A farmer, for example, could then use devices to collect methane from animal waste in his or her barn and then use that same gas to power the farm.
“They narrowed down the idea and then came up with something that eliminates pollution and can be a source of heat and energy at the same time,” said Kit. “That not only satisfied the Grand Challenge portion but is a viable business idea as well.”
Kit said that the business-related requirement was a unique component, one that was important to the students beyond just the competition.
“It’s good to have them consider that as part of the design process,” said Kit. “It’s not typical for engineering students to necessarily be thinking about that, and this has made them more aware of the need to keep an eye on what is marketable, not just what is neat.”
For team members, the opportunity to see their engineering skills put to practical use was also an attraction.
“It’s a chance to achieve my goal of applying engineering to improve people’s quality of life, ” said Sanford. “Also, by attending the conference we’ll have a chance to hear great engineers talk about their solutions to modern problems.”
It won’t be all work for the teams though, Kit said. Sightseeing excursions, including trips to the Great Wall of China, the Forbidden City, and the Summer Palace are planned to broaden the students’ cultural awareness.
In addition to UT, the other US institutions competing are the University of Southern California, Duke University, the Massachusetts Institute of Technology (MIT), Olin College, and the New York Institute of Technology.
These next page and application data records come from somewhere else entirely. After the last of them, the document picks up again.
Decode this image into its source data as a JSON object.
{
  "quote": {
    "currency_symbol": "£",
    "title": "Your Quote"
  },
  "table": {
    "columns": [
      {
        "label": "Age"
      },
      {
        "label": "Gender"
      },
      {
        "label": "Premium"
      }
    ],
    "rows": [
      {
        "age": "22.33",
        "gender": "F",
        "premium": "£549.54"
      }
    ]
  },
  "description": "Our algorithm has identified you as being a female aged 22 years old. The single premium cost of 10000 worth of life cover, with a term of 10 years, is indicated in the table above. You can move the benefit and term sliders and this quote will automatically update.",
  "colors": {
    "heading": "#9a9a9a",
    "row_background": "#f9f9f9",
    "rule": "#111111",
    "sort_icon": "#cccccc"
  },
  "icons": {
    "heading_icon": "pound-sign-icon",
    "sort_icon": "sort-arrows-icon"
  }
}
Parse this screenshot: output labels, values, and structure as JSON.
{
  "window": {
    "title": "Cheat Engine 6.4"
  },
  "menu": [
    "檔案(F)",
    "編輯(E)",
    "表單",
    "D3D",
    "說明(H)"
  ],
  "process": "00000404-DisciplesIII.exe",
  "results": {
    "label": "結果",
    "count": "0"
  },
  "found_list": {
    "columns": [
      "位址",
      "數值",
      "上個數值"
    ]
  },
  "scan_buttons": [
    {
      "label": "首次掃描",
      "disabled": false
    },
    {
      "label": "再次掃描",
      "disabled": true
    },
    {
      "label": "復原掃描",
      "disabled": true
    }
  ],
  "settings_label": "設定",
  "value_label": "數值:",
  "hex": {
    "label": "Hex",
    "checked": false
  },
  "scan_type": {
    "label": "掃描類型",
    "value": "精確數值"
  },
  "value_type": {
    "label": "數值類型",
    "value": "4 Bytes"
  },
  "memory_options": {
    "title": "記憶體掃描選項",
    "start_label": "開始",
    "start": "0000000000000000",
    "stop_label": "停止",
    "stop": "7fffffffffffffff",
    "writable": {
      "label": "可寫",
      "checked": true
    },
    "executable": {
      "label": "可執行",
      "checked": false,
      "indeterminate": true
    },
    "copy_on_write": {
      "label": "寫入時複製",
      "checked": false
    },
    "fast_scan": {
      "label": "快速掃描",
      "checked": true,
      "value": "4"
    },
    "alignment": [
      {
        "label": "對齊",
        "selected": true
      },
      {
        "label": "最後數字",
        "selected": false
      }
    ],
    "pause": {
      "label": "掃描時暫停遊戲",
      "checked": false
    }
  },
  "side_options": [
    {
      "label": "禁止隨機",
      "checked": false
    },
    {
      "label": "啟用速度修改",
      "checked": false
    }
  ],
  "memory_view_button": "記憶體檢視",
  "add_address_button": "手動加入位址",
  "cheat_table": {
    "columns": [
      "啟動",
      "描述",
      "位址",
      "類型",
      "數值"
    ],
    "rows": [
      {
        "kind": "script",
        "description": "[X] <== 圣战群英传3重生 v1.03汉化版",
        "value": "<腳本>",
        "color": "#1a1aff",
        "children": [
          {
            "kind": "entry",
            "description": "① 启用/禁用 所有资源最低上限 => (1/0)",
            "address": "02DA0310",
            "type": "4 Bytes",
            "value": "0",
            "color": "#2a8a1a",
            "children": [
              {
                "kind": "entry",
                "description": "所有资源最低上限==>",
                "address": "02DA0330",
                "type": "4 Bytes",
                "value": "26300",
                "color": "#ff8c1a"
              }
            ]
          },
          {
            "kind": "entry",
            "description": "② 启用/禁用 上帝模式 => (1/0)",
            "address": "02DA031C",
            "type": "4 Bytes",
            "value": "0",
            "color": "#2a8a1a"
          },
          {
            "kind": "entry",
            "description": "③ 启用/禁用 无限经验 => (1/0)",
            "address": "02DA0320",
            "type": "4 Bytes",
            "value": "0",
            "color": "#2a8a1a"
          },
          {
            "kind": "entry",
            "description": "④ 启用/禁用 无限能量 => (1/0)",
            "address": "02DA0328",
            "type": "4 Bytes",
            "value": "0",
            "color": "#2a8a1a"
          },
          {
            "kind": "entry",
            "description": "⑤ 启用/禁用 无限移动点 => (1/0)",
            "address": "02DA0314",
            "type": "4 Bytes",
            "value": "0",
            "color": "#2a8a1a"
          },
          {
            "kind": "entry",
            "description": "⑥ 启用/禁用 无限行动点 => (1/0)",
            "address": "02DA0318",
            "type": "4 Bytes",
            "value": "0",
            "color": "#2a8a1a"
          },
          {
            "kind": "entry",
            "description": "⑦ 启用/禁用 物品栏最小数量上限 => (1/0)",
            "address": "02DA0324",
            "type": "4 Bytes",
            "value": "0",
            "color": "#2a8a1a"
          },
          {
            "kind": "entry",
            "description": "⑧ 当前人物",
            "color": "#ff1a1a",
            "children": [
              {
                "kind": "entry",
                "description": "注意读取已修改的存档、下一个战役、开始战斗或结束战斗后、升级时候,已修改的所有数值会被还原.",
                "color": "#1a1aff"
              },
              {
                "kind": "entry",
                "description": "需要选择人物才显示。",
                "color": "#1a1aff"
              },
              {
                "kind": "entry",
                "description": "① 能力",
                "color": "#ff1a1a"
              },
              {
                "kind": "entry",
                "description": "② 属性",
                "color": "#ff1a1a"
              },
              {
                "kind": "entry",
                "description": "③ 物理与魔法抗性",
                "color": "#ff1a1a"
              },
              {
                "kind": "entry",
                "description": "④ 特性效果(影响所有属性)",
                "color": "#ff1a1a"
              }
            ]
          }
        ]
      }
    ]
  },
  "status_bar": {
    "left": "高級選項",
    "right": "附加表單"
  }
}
The summit is held jointly between the US National Academy of Engineering, the Royal Academy of Engineering, and the Chinese Academy of Engineering.
David Goddard (865-974-0683, firstname.lastname@example.org)